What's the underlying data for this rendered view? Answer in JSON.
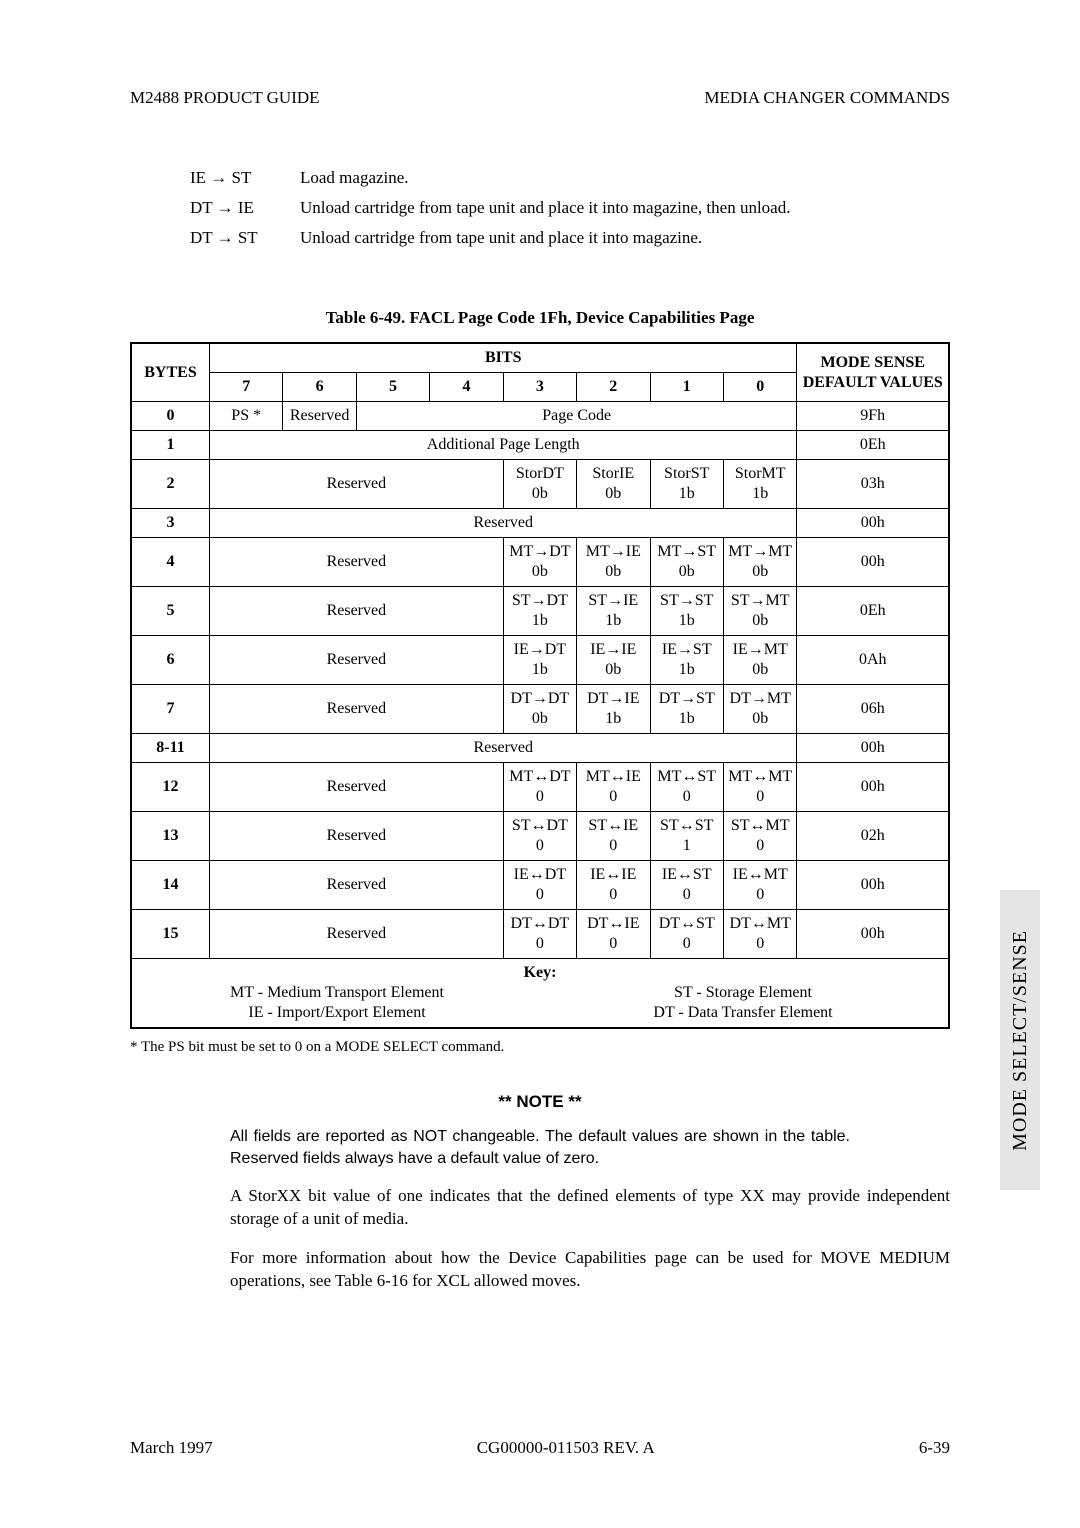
{
  "header": {
    "left": "M2488 PRODUCT GUIDE",
    "right": "MEDIA CHANGER COMMANDS"
  },
  "side_tab": "MODE SELECT/SENSE",
  "defs": [
    {
      "term": "IE → ST",
      "desc": "Load magazine."
    },
    {
      "term": "DT → IE",
      "desc": "Unload cartridge from tape unit and place it into magazine, then unload."
    },
    {
      "term": "DT → ST",
      "desc": "Unload cartridge from tape unit and place it into magazine."
    }
  ],
  "caption": "Table 6-49.  FACL Page Code 1Fh, Device Capabilities Page",
  "tbl": {
    "bits_label": "BITS",
    "mode_sense_label": "MODE SENSE DEFAULT VALUES",
    "bytes_label": "BYTES",
    "bits": [
      "7",
      "6",
      "5",
      "4",
      "3",
      "2",
      "1",
      "0"
    ],
    "rows": {
      "r0": {
        "byte": "0",
        "ps": "PS *",
        "res": "Reserved",
        "pc": "Page Code",
        "def": "9Fh"
      },
      "r1": {
        "byte": "1",
        "apl": "Additional Page Length",
        "def": "0Eh"
      },
      "r2": {
        "byte": "2",
        "res": "Reserved",
        "c3a": "StorDT",
        "c3b": "0b",
        "c2a": "StorIE",
        "c2b": "0b",
        "c1a": "StorST",
        "c1b": "1b",
        "c0a": "StorMT",
        "c0b": "1b",
        "def": "03h"
      },
      "r3": {
        "byte": "3",
        "res": "Reserved",
        "def": "00h"
      },
      "r4": {
        "byte": "4",
        "res": "Reserved",
        "c3a": "MT→DT",
        "c3b": "0b",
        "c2a": "MT→IE",
        "c2b": "0b",
        "c1a": "MT→ST",
        "c1b": "0b",
        "c0a": "MT→MT",
        "c0b": "0b",
        "def": "00h"
      },
      "r5": {
        "byte": "5",
        "res": "Reserved",
        "c3a": "ST→DT",
        "c3b": "1b",
        "c2a": "ST→IE",
        "c2b": "1b",
        "c1a": "ST→ST",
        "c1b": "1b",
        "c0a": "ST→MT",
        "c0b": "0b",
        "def": "0Eh"
      },
      "r6": {
        "byte": "6",
        "res": "Reserved",
        "c3a": "IE→DT",
        "c3b": "1b",
        "c2a": "IE→IE",
        "c2b": "0b",
        "c1a": "IE→ST",
        "c1b": "1b",
        "c0a": "IE→MT",
        "c0b": "0b",
        "def": "0Ah"
      },
      "r7": {
        "byte": "7",
        "res": "Reserved",
        "c3a": "DT→DT",
        "c3b": "0b",
        "c2a": "DT→IE",
        "c2b": "1b",
        "c1a": "DT→ST",
        "c1b": "1b",
        "c0a": "DT→MT",
        "c0b": "0b",
        "def": "06h"
      },
      "r8": {
        "byte": "8-11",
        "res": "Reserved",
        "def": "00h"
      },
      "r12": {
        "byte": "12",
        "res": "Reserved",
        "c3a": "MT↔DT",
        "c3b": "0",
        "c2a": "MT↔IE",
        "c2b": "0",
        "c1a": "MT↔ST",
        "c1b": "0",
        "c0a": "MT↔MT",
        "c0b": "0",
        "def": "00h"
      },
      "r13": {
        "byte": "13",
        "res": "Reserved",
        "c3a": "ST↔DT",
        "c3b": "0",
        "c2a": "ST↔IE",
        "c2b": "0",
        "c1a": "ST↔ST",
        "c1b": "1",
        "c0a": "ST↔MT",
        "c0b": "0",
        "def": "02h"
      },
      "r14": {
        "byte": "14",
        "res": "Reserved",
        "c3a": "IE↔DT",
        "c3b": "0",
        "c2a": "IE↔IE",
        "c2b": "0",
        "c1a": "IE↔ST",
        "c1b": "0",
        "c0a": "IE↔MT",
        "c0b": "0",
        "def": "00h"
      },
      "r15": {
        "byte": "15",
        "res": "Reserved",
        "c3a": "DT↔DT",
        "c3b": "0",
        "c2a": "DT↔IE",
        "c2b": "0",
        "c1a": "DT↔ST",
        "c1b": "0",
        "c0a": "DT↔MT",
        "c0b": "0",
        "def": "00h"
      }
    },
    "key_label": "Key:",
    "key_mt": "MT - Medium Transport Element",
    "key_ie": "IE  - Import/Export Element",
    "key_st": "ST - Storage Element",
    "key_dt": "DT - Data Transfer Element"
  },
  "footnote": "* The PS bit must be set to 0 on a MODE SELECT command.",
  "note_head": "** NOTE **",
  "note_body": "All fields are reported as NOT changeable. The default values are shown in the table. Reserved fields always have a default value of zero.",
  "para1": "A StorXX bit value of one indicates that the defined elements of type XX may provide independent storage of a unit of media.",
  "para2": "For more information about how the Device Capabilities page can be used for MOVE MEDIUM operations, see Table 6-16 for XCL allowed moves.",
  "footer": {
    "left": "March 1997",
    "center": "CG00000-011503 REV. A",
    "right": "6-39"
  }
}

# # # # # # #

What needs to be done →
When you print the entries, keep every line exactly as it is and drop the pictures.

Finished exercise →
What's the underlying data for this rendered view? Answer in JSON.
{
  "header": {
    "left": "M2488 PRODUCT GUIDE",
    "right": "MEDIA CHANGER COMMANDS"
  },
  "side_tab": "MODE SELECT/SENSE",
  "defs": [
    {
      "term": "IE → ST",
      "desc": "Load magazine."
    },
    {
      "term": "DT → IE",
      "desc": "Unload cartridge from tape unit and place it into magazine, then unload."
    },
    {
      "term": "DT → ST",
      "desc": "Unload cartridge from tape unit and place it into magazine."
    }
  ],
  "caption": "Table 6-49.  FACL Page Code 1Fh, Device Capabilities Page",
  "tbl": {
    "bits_label": "BITS",
    "mode_sense_label": "MODE SENSE DEFAULT VALUES",
    "bytes_label": "BYTES",
    "bits": [
      "7",
      "6",
      "5",
      "4",
      "3",
      "2",
      "1",
      "0"
    ],
    "rows": {
      "r0": {
        "byte": "0",
        "ps": "PS *",
        "res": "Reserved",
        "pc": "Page Code",
        "def": "9Fh"
      },
      "r1": {
        "byte": "1",
        "apl": "Additional Page Length",
        "def": "0Eh"
      },
      "r2": {
        "byte": "2",
        "res": "Reserved",
        "c3a": "StorDT",
        "c3b": "0b",
        "c2a": "StorIE",
        "c2b": "0b",
        "c1a": "StorST",
        "c1b": "1b",
        "c0a": "StorMT",
        "c0b": "1b",
        "def": "03h"
      },
      "r3": {
        "byte": "3",
        "res": "Reserved",
        "def": "00h"
      },
      "r4": {
        "byte": "4",
        "res": "Reserved",
        "c3a": "MT→DT",
        "c3b": "0b",
        "c2a": "MT→IE",
        "c2b": "0b",
        "c1a": "MT→ST",
        "c1b": "0b",
        "c0a": "MT→MT",
        "c0b": "0b",
        "def": "00h"
      },
      "r5": {
        "byte": "5",
        "res": "Reserved",
        "c3a": "ST→DT",
        "c3b": "1b",
        "c2a": "ST→IE",
        "c2b": "1b",
        "c1a": "ST→ST",
        "c1b": "1b",
        "c0a": "ST→MT",
        "c0b": "0b",
        "def": "0Eh"
      },
      "r6": {
        "byte": "6",
        "res": "Reserved",
        "c3a": "IE→DT",
        "c3b": "1b",
        "c2a": "IE→IE",
        "c2b": "0b",
        "c1a": "IE→ST",
        "c1b": "1b",
        "c0a": "IE→MT",
        "c0b": "0b",
        "def": "0Ah"
      },
      "r7": {
        "byte": "7",
        "res": "Reserved",
        "c3a": "DT→DT",
        "c3b": "0b",
        "c2a": "DT→IE",
        "c2b": "1b",
        "c1a": "DT→ST",
        "c1b": "1b",
        "c0a": "DT→MT",
        "c0b": "0b",
        "def": "06h"
      },
      "r8": {
        "byte": "8-11",
        "res": "Reserved",
        "def": "00h"
      },
      "r12": {
        "byte": "12",
        "res": "Reserved",
        "c3a": "MT↔DT",
        "c3b": "0",
        "c2a": "MT↔IE",
        "c2b": "0",
        "c1a": "MT↔ST",
        "c1b": "0",
        "c0a": "MT↔MT",
        "c0b": "0",
        "def": "00h"
      },
      "r13": {
        "byte": "13",
        "res": "Reserved",
        "c3a": "ST↔DT",
        "c3b": "0",
        "c2a": "ST↔IE",
        "c2b": "0",
        "c1a": "ST↔ST",
        "c1b": "1",
        "c0a": "ST↔MT",
        "c0b": "0",
        "def": "02h"
      },
      "r14": {
        "byte": "14",
        "res": "Reserved",
        "c3a": "IE↔DT",
        "c3b": "0",
        "c2a": "IE↔IE",
        "c2b": "0",
        "c1a": "IE↔ST",
        "c1b": "0",
        "c0a": "IE↔MT",
        "c0b": "0",
        "def": "00h"
      },
      "r15": {
        "byte": "15",
        "res": "Reserved",
        "c3a": "DT↔DT",
        "c3b": "0",
        "c2a": "DT↔IE",
        "c2b": "0",
        "c1a": "DT↔ST",
        "c1b": "0",
        "c0a": "DT↔MT",
        "c0b": "0",
        "def": "00h"
      }
    },
    "key_label": "Key:",
    "key_mt": "MT - Medium Transport Element",
    "key_ie": "IE  - Import/Export Element",
    "key_st": "ST - Storage Element",
    "key_dt": "DT - Data Transfer Element"
  },
  "footnote": "* The PS bit must be set to 0 on a MODE SELECT command.",
  "note_head": "** NOTE **",
  "note_body": "All fields are reported as NOT changeable. The default values are shown in the table. Reserved fields always have a default value of zero.",
  "para1": "A StorXX bit value of one indicates that the defined elements of type XX may provide independent storage of a unit of media.",
  "para2": "For more information about how the Device Capabilities page can be used for MOVE MEDIUM operations, see Table 6-16 for XCL allowed moves.",
  "footer": {
    "left": "March 1997",
    "center": "CG00000-011503 REV. A",
    "right": "6-39"
  }
}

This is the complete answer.